Meeting the needs of children with the 5-Step Method

Research output: Contribution to journalArticle

12 Citations (Scopus)

Abstract

The stress-strain-coping-support model of how adult family members are affected by a relative's substance misuse is equally relevant to children who live with parental or familial substance misuse. To date, the main beneficiaries of the 5-Step Method have been adult family members, yet children can benefit from familial intervention generally and the 5-Step Method specifically. This article will consider the implications of the 5-Step Method for children in two ways. First, there will be a summary, based on the analysis of qualitative data from 5-Step research studies, of how the method can benefit children following delivery with an adult family member. Second, there will be a discussion of how the 5-Step Method can be extended so that children might benefit further from this intervention. The opportunities which this extension could bring, as well as implications for practice and research, will be discussed. The focus of this article will be the UK, but international research as well as the potential for the wider reach of the 5-Step Method to children across the world, will be discussed.
Original languageEnglish
Pages (from-to)113-128
Number of pages16
JournalDrugs: Education, Prevention and Policy
Volume17
Issue numbers1
DOIs
Publication statusPublished - 2010

Fingerprint

child benefit
family member
Research
coping

Cite this

Meeting the needs of children with the 5-Step Method. / Templeton, L.

In: Drugs: Education, Prevention and Policy, Vol. 17, No. s1, 2010, p. 113-128.

Research output: Contribution to journalArticle

@article{2dff5185f5e6483e960f60ff3d264ef3,
title = "Meeting the needs of children with the 5-Step Method",
abstract = "The stress-strain-coping-support model of how adult family members are affected by a relative's substance misuse is equally relevant to children who live with parental or familial substance misuse. To date, the main beneficiaries of the 5-Step Method have been adult family members, yet children can benefit from familial intervention generally and the 5-Step Method specifically.
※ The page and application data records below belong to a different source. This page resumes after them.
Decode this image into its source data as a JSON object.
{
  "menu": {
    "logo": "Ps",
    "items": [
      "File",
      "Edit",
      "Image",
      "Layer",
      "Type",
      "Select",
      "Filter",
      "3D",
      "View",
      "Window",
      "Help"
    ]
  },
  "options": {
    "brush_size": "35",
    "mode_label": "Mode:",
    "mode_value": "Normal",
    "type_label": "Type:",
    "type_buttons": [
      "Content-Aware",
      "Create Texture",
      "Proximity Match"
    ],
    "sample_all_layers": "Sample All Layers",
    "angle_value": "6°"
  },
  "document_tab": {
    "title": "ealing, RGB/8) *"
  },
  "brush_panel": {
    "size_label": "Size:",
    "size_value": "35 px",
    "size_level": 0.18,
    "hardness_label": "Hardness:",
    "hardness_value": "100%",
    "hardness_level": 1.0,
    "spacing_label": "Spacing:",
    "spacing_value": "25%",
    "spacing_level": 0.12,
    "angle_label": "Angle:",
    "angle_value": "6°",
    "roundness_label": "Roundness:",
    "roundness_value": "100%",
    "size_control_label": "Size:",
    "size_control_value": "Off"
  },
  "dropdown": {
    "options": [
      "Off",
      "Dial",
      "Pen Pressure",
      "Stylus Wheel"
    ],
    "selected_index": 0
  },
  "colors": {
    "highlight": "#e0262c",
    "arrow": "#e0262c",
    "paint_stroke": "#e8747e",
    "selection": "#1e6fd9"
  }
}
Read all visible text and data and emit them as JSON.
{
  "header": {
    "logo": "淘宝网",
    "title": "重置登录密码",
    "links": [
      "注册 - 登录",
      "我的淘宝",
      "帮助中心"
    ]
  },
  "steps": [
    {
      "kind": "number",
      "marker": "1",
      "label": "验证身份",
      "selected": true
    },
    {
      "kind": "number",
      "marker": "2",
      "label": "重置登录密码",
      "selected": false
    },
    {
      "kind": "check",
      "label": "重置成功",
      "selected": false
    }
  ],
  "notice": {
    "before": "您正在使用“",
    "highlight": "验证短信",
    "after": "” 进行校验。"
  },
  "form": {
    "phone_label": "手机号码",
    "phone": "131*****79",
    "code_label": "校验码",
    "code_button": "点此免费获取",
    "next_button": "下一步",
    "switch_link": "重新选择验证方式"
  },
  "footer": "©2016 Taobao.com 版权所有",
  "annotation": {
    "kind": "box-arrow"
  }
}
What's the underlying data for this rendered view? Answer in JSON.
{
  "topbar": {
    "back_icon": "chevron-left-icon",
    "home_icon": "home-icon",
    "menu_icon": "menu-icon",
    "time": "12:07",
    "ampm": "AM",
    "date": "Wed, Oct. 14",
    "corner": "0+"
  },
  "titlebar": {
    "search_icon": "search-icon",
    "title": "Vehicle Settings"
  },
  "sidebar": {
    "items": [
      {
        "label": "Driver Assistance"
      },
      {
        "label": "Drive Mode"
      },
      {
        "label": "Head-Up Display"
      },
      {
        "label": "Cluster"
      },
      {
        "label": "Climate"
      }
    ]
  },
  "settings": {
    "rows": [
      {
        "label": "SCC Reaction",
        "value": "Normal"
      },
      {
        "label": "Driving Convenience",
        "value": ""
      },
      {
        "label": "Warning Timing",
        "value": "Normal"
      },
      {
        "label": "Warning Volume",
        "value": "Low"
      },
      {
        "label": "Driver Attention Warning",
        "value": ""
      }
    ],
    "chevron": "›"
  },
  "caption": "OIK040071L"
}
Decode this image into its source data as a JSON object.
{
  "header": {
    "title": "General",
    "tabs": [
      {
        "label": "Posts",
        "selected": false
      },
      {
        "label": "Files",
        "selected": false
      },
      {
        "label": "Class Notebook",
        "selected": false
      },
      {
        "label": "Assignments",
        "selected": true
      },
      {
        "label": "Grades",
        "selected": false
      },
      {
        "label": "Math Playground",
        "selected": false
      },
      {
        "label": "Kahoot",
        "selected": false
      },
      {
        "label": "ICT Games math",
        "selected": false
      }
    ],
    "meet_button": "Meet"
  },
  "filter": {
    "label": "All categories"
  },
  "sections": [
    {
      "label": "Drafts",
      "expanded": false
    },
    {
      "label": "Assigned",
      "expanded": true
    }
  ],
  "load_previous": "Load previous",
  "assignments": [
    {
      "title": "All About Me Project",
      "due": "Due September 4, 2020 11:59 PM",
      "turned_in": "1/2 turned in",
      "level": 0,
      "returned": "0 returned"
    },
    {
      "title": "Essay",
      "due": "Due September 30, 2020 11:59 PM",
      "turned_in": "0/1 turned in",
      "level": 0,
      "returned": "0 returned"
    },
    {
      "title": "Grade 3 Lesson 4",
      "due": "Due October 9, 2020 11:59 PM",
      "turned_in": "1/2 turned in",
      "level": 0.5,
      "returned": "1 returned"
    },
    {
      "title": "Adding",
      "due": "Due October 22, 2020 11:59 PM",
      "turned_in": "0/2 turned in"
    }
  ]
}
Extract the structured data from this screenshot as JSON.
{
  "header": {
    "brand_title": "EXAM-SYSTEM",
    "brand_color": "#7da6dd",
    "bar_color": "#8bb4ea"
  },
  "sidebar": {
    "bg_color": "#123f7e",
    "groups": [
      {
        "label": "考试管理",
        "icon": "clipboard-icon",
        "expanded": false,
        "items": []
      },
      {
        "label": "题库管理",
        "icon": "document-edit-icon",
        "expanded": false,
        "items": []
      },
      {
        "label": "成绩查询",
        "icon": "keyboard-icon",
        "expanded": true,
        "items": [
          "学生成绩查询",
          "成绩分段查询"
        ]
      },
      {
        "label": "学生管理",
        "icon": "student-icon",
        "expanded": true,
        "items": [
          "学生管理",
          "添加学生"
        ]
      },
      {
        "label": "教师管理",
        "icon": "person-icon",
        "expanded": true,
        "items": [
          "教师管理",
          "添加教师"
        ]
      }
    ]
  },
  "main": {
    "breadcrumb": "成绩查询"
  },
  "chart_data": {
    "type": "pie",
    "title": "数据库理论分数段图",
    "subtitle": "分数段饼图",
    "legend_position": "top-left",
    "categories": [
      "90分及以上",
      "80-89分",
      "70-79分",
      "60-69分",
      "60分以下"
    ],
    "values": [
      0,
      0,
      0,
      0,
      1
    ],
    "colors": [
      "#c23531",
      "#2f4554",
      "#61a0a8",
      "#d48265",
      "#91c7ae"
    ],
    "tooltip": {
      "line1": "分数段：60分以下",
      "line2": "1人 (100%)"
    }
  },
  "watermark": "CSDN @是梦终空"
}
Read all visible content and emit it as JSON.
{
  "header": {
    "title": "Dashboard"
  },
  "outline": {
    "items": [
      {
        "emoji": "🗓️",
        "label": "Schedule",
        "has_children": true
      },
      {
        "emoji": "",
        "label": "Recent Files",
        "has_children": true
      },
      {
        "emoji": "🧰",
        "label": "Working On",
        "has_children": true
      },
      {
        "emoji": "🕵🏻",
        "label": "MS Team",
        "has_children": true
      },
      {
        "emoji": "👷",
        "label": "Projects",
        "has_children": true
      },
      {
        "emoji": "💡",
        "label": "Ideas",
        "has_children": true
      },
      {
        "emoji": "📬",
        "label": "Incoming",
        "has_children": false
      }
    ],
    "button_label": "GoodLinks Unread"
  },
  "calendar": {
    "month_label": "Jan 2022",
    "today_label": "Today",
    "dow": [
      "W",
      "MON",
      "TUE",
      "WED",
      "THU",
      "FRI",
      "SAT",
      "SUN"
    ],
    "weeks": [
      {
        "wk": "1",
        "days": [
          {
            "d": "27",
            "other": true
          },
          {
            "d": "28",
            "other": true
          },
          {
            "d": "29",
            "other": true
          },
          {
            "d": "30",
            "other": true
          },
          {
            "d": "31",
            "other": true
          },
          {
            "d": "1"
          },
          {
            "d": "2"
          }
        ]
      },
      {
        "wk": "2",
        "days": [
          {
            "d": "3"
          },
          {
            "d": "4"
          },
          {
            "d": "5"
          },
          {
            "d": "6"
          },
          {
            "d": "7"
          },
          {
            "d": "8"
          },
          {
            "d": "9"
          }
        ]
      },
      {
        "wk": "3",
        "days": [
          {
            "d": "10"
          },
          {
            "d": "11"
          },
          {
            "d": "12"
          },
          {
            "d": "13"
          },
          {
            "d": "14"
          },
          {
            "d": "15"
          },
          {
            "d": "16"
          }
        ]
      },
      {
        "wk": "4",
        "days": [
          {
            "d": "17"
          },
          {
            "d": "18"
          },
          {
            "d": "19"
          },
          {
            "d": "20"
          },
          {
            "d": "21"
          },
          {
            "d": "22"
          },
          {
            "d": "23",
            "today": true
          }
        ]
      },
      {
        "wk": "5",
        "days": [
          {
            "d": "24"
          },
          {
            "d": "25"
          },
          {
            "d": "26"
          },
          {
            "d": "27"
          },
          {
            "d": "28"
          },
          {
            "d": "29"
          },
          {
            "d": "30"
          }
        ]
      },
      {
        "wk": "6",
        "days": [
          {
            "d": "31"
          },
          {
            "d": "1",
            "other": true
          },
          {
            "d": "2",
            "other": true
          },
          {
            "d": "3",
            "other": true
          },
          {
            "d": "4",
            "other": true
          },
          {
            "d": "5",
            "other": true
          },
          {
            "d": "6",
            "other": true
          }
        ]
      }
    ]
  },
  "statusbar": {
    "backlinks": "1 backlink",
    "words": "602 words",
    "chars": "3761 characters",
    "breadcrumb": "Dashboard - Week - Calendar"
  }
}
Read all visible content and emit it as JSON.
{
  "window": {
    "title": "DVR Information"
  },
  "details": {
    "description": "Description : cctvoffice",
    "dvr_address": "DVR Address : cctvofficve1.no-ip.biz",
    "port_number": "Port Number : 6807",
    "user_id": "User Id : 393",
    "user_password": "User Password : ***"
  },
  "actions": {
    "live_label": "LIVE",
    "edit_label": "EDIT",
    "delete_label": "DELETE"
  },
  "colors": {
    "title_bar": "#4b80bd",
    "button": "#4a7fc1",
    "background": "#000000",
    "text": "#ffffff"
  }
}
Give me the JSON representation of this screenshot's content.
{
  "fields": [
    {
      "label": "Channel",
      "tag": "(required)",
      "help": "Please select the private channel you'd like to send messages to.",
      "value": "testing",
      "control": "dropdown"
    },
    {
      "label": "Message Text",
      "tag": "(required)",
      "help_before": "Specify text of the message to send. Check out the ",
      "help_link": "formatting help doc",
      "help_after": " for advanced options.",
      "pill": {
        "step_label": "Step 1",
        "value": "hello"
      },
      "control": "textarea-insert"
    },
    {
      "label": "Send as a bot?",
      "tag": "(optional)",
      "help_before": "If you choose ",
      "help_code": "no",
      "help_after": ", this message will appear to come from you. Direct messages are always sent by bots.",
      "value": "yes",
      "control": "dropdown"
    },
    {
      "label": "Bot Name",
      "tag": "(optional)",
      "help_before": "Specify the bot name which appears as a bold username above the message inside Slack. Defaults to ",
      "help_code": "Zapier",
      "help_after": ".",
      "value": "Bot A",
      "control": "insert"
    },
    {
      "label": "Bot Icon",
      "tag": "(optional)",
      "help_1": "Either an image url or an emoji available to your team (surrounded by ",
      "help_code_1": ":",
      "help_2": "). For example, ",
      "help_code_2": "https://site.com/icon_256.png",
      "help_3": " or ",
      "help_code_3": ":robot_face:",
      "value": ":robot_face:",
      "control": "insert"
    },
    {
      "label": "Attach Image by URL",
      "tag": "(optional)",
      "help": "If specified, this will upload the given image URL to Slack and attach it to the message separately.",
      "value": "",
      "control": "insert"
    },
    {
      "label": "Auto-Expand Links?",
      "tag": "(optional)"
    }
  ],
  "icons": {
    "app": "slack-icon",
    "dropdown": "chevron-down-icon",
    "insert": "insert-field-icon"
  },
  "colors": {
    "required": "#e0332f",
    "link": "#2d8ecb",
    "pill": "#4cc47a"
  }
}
This article will consider the implications of the 5-Step Method for children in two ways. First, there will be a summary, based on the analysis of qualitative data from 5-Step research studies, of how the method can benefit children following delivery with an adult family member. Second, there will be a discussion of how the 5-Step Method can be extended so that children might benefit further from this intervention. The opportunities which this extension could bring, as well as implications for practice and research, will be discussed. The focus of this article will be the UK, but international research as well as the potential for the wider reach of the 5-Step Method to children across the world, will be discussed.",
author = "L Templeton",
year = "2010",
doi = "10.3109/09687637.2010.514149",
language = "English",
volume = "17",
pages = "113--128",
journal = "Drugs: Education, Prevention and Policy",
issn = "0968-7637",
publisher = "Informa Healthcare",
number = "s1",

}

TY - JOUR

T1 - Meeting the needs of children with the 5-Step Method

AU - Templeton, L

PY - 2010

Y1 - 2010

N2 - The stress-strain-coping-support model of how adult family members are affected by a relative's substance misuse is equally relevant to children who live with parental or familial substance misuse. To date, the main beneficiaries of the 5-Step Method have been adult family members, yet children can benefit from familial intervention generally and the 5-Step Method specifically. This article will consider the implications of the 5-Step Method for children in two ways. First, there will be a summary, based on the analysis of qualitative data from 5-Step research studies, of how the method can benefit children following delivery with an adult family member. Second, there will be a discussion of how the 5-Step Method can be extended so that children might benefit further from this intervention. The opportunities which this extension could bring, as well as implications for practice and research, will be discussed. The focus of this article will be the UK, but international research as well as the potential for the wider reach of the 5-Step Method to children across the world, will be discussed.

AB - The stress-strain-coping-support model of how adult family members are affected by a relative's substance misuse is equally relevant to children who live with parental or familial substance misuse. To date, the main beneficiaries of the 5-Step Method have been adult family members, yet children can benefit from familial intervention generally and the 5-Step Method specifically. This article will consider the implications of the 5-Step Method for children in two ways. First, there will be a summary, based on the analysis of qualitative data from 5-Step research studies, of how the method can benefit children following delivery with an adult family member. Second, there will be a discussion of how the 5-Step Method can be extended so that children might benefit further from this intervention. The opportunities which this extension could bring, as well as implications for practice and research, will be discussed. The focus of this article will be the UK, but international research as well as the potential for the wider reach of the 5-Step Method to children across the world, will be discussed.

UR - http://www.scopus.com/inward/record.url?scp=78649270432&partnerID=8YFLogxK

UR - http://dx.doi.org/10.3109/09687637.2010.514149

U2 - 10.3109/09687637.2010.514149

DO - 10.3109/09687637.2010.514149

M3 - Article

VL - 17

SP - 113

EP - 128

JO - Drugs: Education, Prevention and Policy

JF - Drugs: Education, Prevention and Policy

SN - 0968-7637

IS - s1

ER -